He sat and listened while Bilbo outlined his plan. It was a ridiculous plan. It counted on the dragon being willing to share the mountain and treasure with dwarves and agreeing to spend his aggression against any who came as foes against the mountain. Like orcs and goblins.
“Look, it will work!” Bilbo said when the majority of the dwarrows expressed their belief that their burglar was in actuality a lunatic and that there was no way such a plan could ever succeed.
Arthur remained silent. He agreed with his fellows. The plan was insane. Bilbo was insane to even think of it, let alone give the idea of it working any credence.
If Arthur had merely been Thorin Oakenshield, son of Thrain son of Thrór, he would have no doubt dismissed the whole thing out of hand and that would have been the end of it.
But Arthur had been adventuring with Eames for several thousand lifetimes now (okay, 5,629 since they made the agreement, but who was counting?) and this was just the sort of thing that Eames excelled at.

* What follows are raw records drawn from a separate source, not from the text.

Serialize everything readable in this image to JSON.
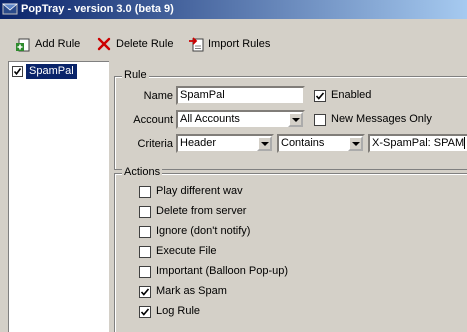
{
  "window": {
    "title": "PopTray - version 3.0 (beta 9)"
  },
  "toolbar": {
    "add_rule": "Add Rule",
    "delete_rule": "Delete Rule",
    "import_rules": "Import Rules"
  },
  "rules_list": [
    {
      "name": "SpamPal",
      "enabled": true,
      "selected": true
    }
  ],
  "rule": {
    "group_title": "Rule",
    "name_label": "Name",
    "name_value": "SpamPal",
    "enabled_label": "Enabled",
    "enabled": true,
    "account_label": "Account",
    "account_value": "All Accounts",
    "new_messages_only_label": "New Messages Only",
    "new_messages_only": false,
    "criteria_label": "Criteria",
    "criteria_field": "Header",
    "criteria_operator": "Contains",
    "criteria_text": "X-SpamPal: SPAM"
  },
  "actions": {
    "group_title": "Actions",
    "items": [
      {
        "label": "Play different wav",
        "checked": false
      },
      {
        "label": "Delete from server",
        "checked": false
      },
      {
        "label": "Ignore (don't notify)",
        "checked": false
      },
      {
        "label": "Execute File",
        "checked": false
      },
      {
        "label": "Important (Balloon Pop-up)",
        "checked": false
      },
      {
        "label": "Mark as Spam",
        "checked": true
      },
      {
        "label": "Log Rule",
        "checked": true
      }
    ]
  },
  "icons": {
    "app": "poptray-app-icon",
    "add_rule": "add-rule-icon",
    "delete_rule": "delete-rule-icon",
    "import_rules": "import-rules-icon"
  },
  "colors": {
    "window_bg": "#d4d0c8",
    "title_start": "#0a246a",
    "title_end": "#a6caf0",
    "selection": "#0a246a",
    "delete_red": "#cc0000"
  }
}
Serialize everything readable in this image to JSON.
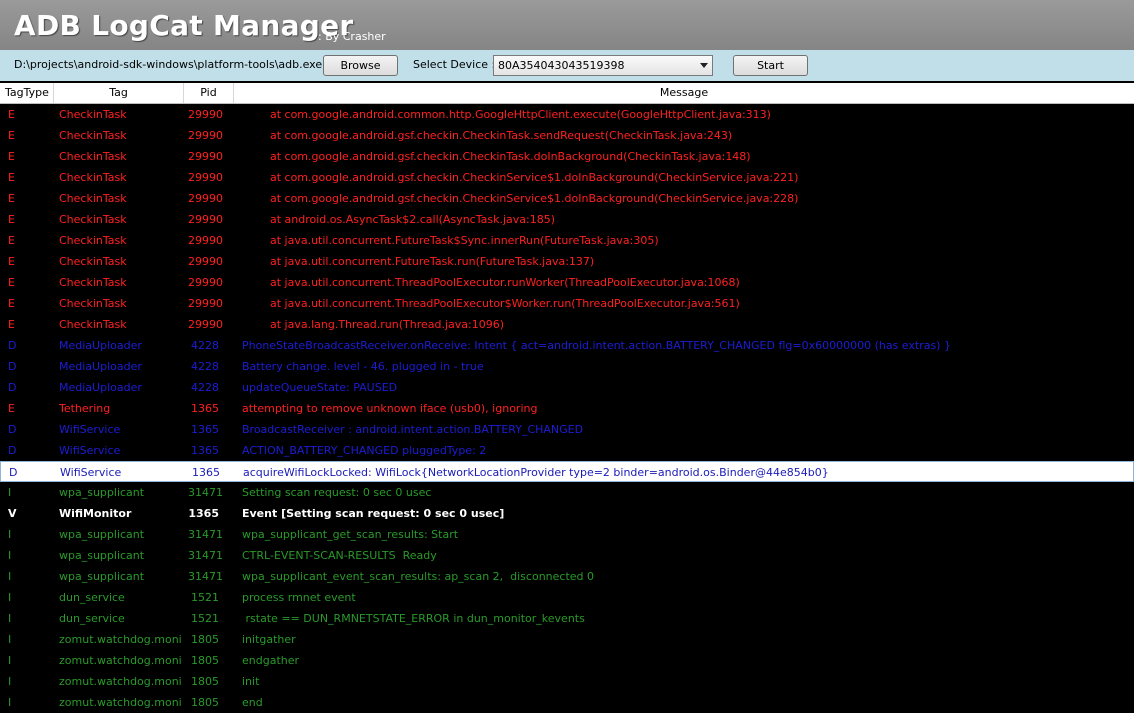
{
  "app": {
    "title": "ADB LogCat Manager",
    "byline": ": By Crasher"
  },
  "toolbar": {
    "adb_path": "D:\\projects\\android-sdk-windows\\platform-tools\\adb.exe",
    "browse_label": "Browse",
    "select_device_label": "Select Device :",
    "device_value": "80A354043043519398",
    "start_label": "Start"
  },
  "columns": {
    "tagtype": "TagType",
    "tag": "Tag",
    "pid": "Pid",
    "message": "Message"
  },
  "colors": {
    "error": "#ff2020",
    "debug": "#1d1dd6",
    "info": "#2a9a2a",
    "verbose": "#ffffff",
    "selected_text": "#1a1ab8"
  },
  "rows": [
    {
      "type": "E",
      "tag": "CheckinTask",
      "pid": "29990",
      "msg": "        at com.google.android.common.http.GoogleHttpClient.execute(GoogleHttpClient.java:313)"
    },
    {
      "type": "E",
      "tag": "CheckinTask",
      "pid": "29990",
      "msg": "        at com.google.android.gsf.checkin.CheckinTask.sendRequest(CheckinTask.java:243)"
    },
    {
      "type": "E",
      "tag": "CheckinTask",
      "pid": "29990",
      "msg": "        at com.google.android.gsf.checkin.CheckinTask.doInBackground(CheckinTask.java:148)"
    },
    {
      "type": "E",
      "tag": "CheckinTask",
      "pid": "29990",
      "msg": "        at com.google.android.gsf.checkin.CheckinService$1.doInBackground(CheckinService.java:221)"
    },
    {
      "type": "E",
      "tag": "CheckinTask",
      "pid": "29990",
      "msg": "        at com.google.android.gsf.checkin.CheckinService$1.doInBackground(CheckinService.java:228)"
    },
    {
      "type": "E",
      "tag": "CheckinTask",
      "pid": "29990",
      "msg": "        at android.os.AsyncTask$2.call(AsyncTask.java:185)"
    },
    {
      "type": "E",
      "tag": "CheckinTask",
      "pid": "29990",
      "msg": "        at java.util.concurrent.FutureTask$Sync.innerRun(FutureTask.java:305)"
    },
    {
      "type": "E",
      "tag": "CheckinTask",
      "pid": "29990",
      "msg": "        at java.util.concurrent.FutureTask.run(FutureTask.java:137)"
    },
    {
      "type": "E",
      "tag": "CheckinTask",
      "pid": "29990",
      "msg": "        at java.util.concurrent.ThreadPoolExecutor.runWorker(ThreadPoolExecutor.java:1068)"
    },
    {
      "type": "E",
      "tag": "CheckinTask",
      "pid": "29990",
      "msg": "        at java.util.concurrent.ThreadPoolExecutor$Worker.run(ThreadPoolExecutor.java:561)"
    },
    {
      "type": "E",
      "tag": "CheckinTask",
      "pid": "29990",
      "msg": "        at java.lang.Thread.run(Thread.java:1096)"
    },
    {
      "type": "D",
      "tag": "MediaUploader",
      "pid": "4228",
      "msg": "PhoneStateBroadcastReceiver.onReceive: Intent { act=android.intent.action.BATTERY_CHANGED flg=0x60000000 (has extras) }"
    },
    {
      "type": "D",
      "tag": "MediaUploader",
      "pid": "4228",
      "msg": "Battery change. level - 46. plugged in - true"
    },
    {
      "type": "D",
      "tag": "MediaUploader",
      "pid": "4228",
      "msg": "updateQueueState: PAUSED"
    },
    {
      "type": "E",
      "tag": "Tethering",
      "pid": "1365",
      "msg": "attempting to remove unknown iface (usb0), ignoring"
    },
    {
      "type": "D",
      "tag": "WifiService",
      "pid": "1365",
      "msg": "BroadcastReceiver : android.intent.action.BATTERY_CHANGED"
    },
    {
      "type": "D",
      "tag": "WifiService",
      "pid": "1365",
      "msg": "ACTION_BATTERY_CHANGED pluggedType: 2"
    },
    {
      "type": "D",
      "tag": "WifiService",
      "pid": "1365",
      "msg": "acquireWifiLockLocked: WifiLock{NetworkLocationProvider type=2 binder=android.os.Binder@44e854b0}",
      "selected": true
    },
    {
      "type": "I",
      "tag": "wpa_supplicant",
      "pid": "31471",
      "msg": "Setting scan request: 0 sec 0 usec"
    },
    {
      "type": "V",
      "tag": "WifiMonitor",
      "pid": "1365",
      "msg": "Event [Setting scan request: 0 sec 0 usec]"
    },
    {
      "type": "I",
      "tag": "wpa_supplicant",
      "pid": "31471",
      "msg": "wpa_supplicant_get_scan_results: Start"
    },
    {
      "type": "I",
      "tag": "wpa_supplicant",
      "pid": "31471",
      "msg": "CTRL-EVENT-SCAN-RESULTS  Ready"
    },
    {
      "type": "I",
      "tag": "wpa_supplicant",
      "pid": "31471",
      "msg": "wpa_supplicant_event_scan_results: ap_scan 2,  disconnected 0"
    },
    {
      "type": "I",
      "tag": "dun_service",
      "pid": "1521",
      "msg": "process rmnet event"
    },
    {
      "type": "I",
      "tag": "dun_service",
      "pid": "1521",
      "msg": " rstate == DUN_RMNETSTATE_ERROR in dun_monitor_kevents"
    },
    {
      "type": "I",
      "tag": "zomut.watchdog.moni",
      "pid": "1805",
      "msg": "initgather"
    },
    {
      "type": "I",
      "tag": "zomut.watchdog.moni",
      "pid": "1805",
      "msg": "endgather"
    },
    {
      "type": "I",
      "tag": "zomut.watchdog.moni",
      "pid": "1805",
      "msg": "init"
    },
    {
      "type": "I",
      "tag": "zomut.watchdog.moni",
      "pid": "1805",
      "msg": "end"
    }
  ]
}
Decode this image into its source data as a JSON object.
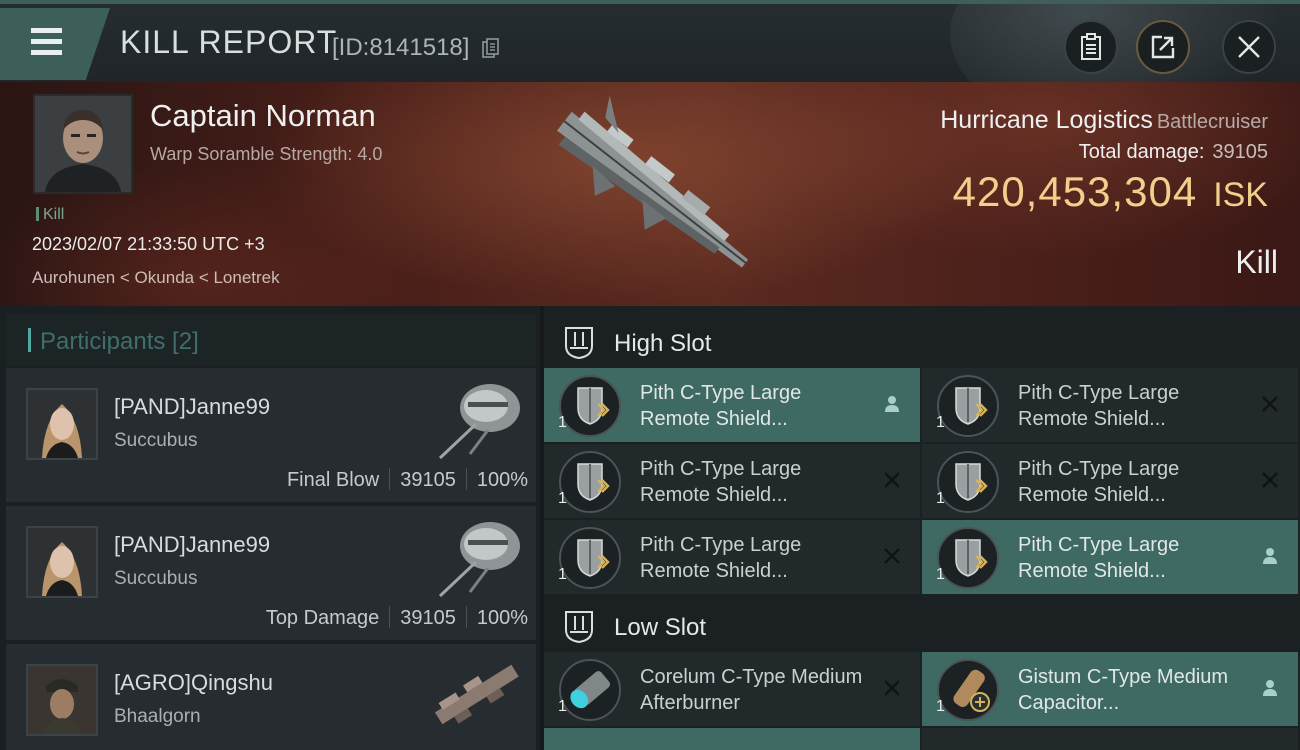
{
  "titlebar": {
    "title": "KILL REPORT",
    "report_id": "[ID:8141518]"
  },
  "victim": {
    "name": "Captain Norman",
    "warp_scramble": "Warp Soramble Strength: 4.0",
    "kill_tag": "Kill",
    "datetime": "2023/02/07 21:33:50 UTC +3",
    "location": "Aurohunen < Okunda < Lonetrek",
    "ship_name": "Hurricane Logistics",
    "ship_class": "Battlecruiser",
    "total_damage_label": "Total damage:",
    "total_damage": "39105",
    "isk_value": "420,453,304",
    "isk_unit": "ISK",
    "result": "Kill"
  },
  "participants": {
    "title": "Participants [2]",
    "items": [
      {
        "name": "[PAND]Janne99",
        "ship": "Succubus",
        "role": "Final Blow",
        "damage": "39105",
        "percent": "100%"
      },
      {
        "name": "[PAND]Janne99",
        "ship": "Succubus",
        "role": "Top Damage",
        "damage": "39105",
        "percent": "100%"
      },
      {
        "name": "[AGRO]Qingshu",
        "ship": "Bhaalgorn",
        "role": "",
        "damage": "",
        "percent": ""
      }
    ]
  },
  "fitting": {
    "high_slot_title": "High Slot",
    "low_slot_title": "Low Slot",
    "high": [
      {
        "name": "Pith C-Type Large Remote Shield...",
        "qty": "1",
        "state": "person-icon"
      },
      {
        "name": "Pith C-Type Large Remote Shield...",
        "qty": "1",
        "state": "close-icon"
      },
      {
        "name": "Pith C-Type Large Remote Shield...",
        "qty": "1",
        "state": "close-icon"
      },
      {
        "name": "Pith C-Type Large Remote Shield...",
        "qty": "1",
        "state": "close-icon"
      },
      {
        "name": "Pith C-Type Large Remote Shield...",
        "qty": "1",
        "state": "close-icon"
      },
      {
        "name": "Pith C-Type Large Remote Shield...",
        "qty": "1",
        "state": "person-icon"
      }
    ],
    "low": [
      {
        "name": "Corelum C-Type Medium Afterburner",
        "qty": "1",
        "state": "close-icon"
      },
      {
        "name": "Gistum C-Type Medium Capacitor...",
        "qty": "1",
        "state": "person-icon"
      }
    ]
  },
  "colors": {
    "accent_teal": "#3f6a64",
    "isk_gold": "#f2cf8a",
    "hero_red": "#5b2a20"
  }
}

“All right then, Master Baggins,” he said finally. “You may try your luck with the dragon. While you’re there, you may wish to enquire about the properties of the Arkenstone. It has recently come to my attention that my grandfather only succumbed to the gold-sickness after the stone was found and displayed over his throne. I would be interested to hear if there is any correlation.”
“Great!” Bilbo said, giving them all a beaming, Eamsian smile. “I told him I could get you to listen to reason! Thanks for lunch, I’ll see you all a bit later.” And then he disappeared off again, up the tunnel.
Arthur just shook his head at the looks he was getting. They no doubt thought him mad, but he had seen this happen before. It would all be fine. His people would have a home again, and so long as they abided by whatever agreement Bilbo was cooking up with the dragon, they would remain safe from orcs, goblins, and other dragons.
He couldn’t wait to see Gandalf’s face when he arrived.